“It’s fun to watch these types of shows, but we hope what people take from our book is that they watch these shows differently,” she says. “Look for moments of rupture—moments where inequalities or double standards come through and comment on our society.”
Randa Kayyali shares Razzano’s enthusiasm for the program. “Cultural Studies brings together many disciplines and yet forms its own academic discipline by looking at the big picture and approaching research with a vigor and thoroughness that I find invigorating intellectually,” says Kayyali.
Kayyali is also a published author. Her book “The Arab Americans” provides an overview of Arab Americans’ immigration patterns, settlement, adaptation and assimilation for a general audience.
“There is not much literature aimed at the general adult reader on Arab Americans, but ever since 9/11, there has been so much talk about Arab Americans that, quite frankly, we could do with more actual information about the community,” she says. “The need for this book was clear to me, and I kept that in mind as I wrote.”
Other students choose to study cultures outside the United States. Donna Hope recently had published “Inna di Dancehall: Popular Culture and the Politics of Identity in Jamaica,” a study of Jamaican dancehall culture that focuses on issues of sexuality and gender, as well as violence.
The Cultural Studies Program has been highly successful at attracting international students. “We’ve recruited from every continent except Australia and Antarctica,” says Lancaster.

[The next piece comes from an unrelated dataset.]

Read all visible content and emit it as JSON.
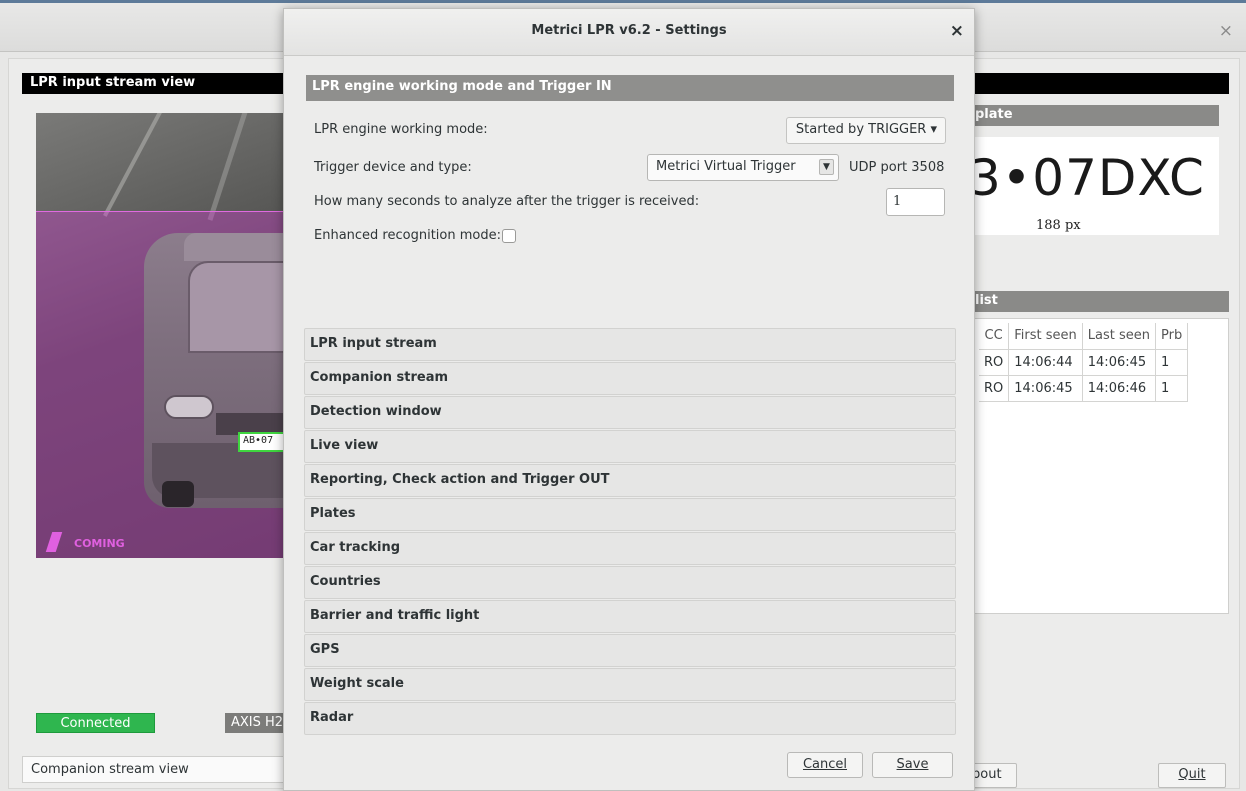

In 2004, Vietnam native Buu Le was Mason’s oldest graduate at age 82. A colonel in the Vietnamese army and an engineer, Le spent 13 years in a concentration camp and came to the United States in 1992. He studied at Northern Virginia Community College and then Mason. Since graduating from the Cultural Studies Program, Le has returned to Vietnam to teach and work on opening a new university in his home province.
Whether from Fairfax or Taiwan, students agree that the Cultural Studies Program allows them to explore the world around them in unique ways. The program continues to strengthen, and Lancaster says he is proud of its continuing success.
Though there are several PhD programs in the country that provide cultural studies training in English, or anthropology or some other specific discipline, Mason’s program is one of the few to combine perspectives from the social sciences and the humanities in an interdisciplinary program.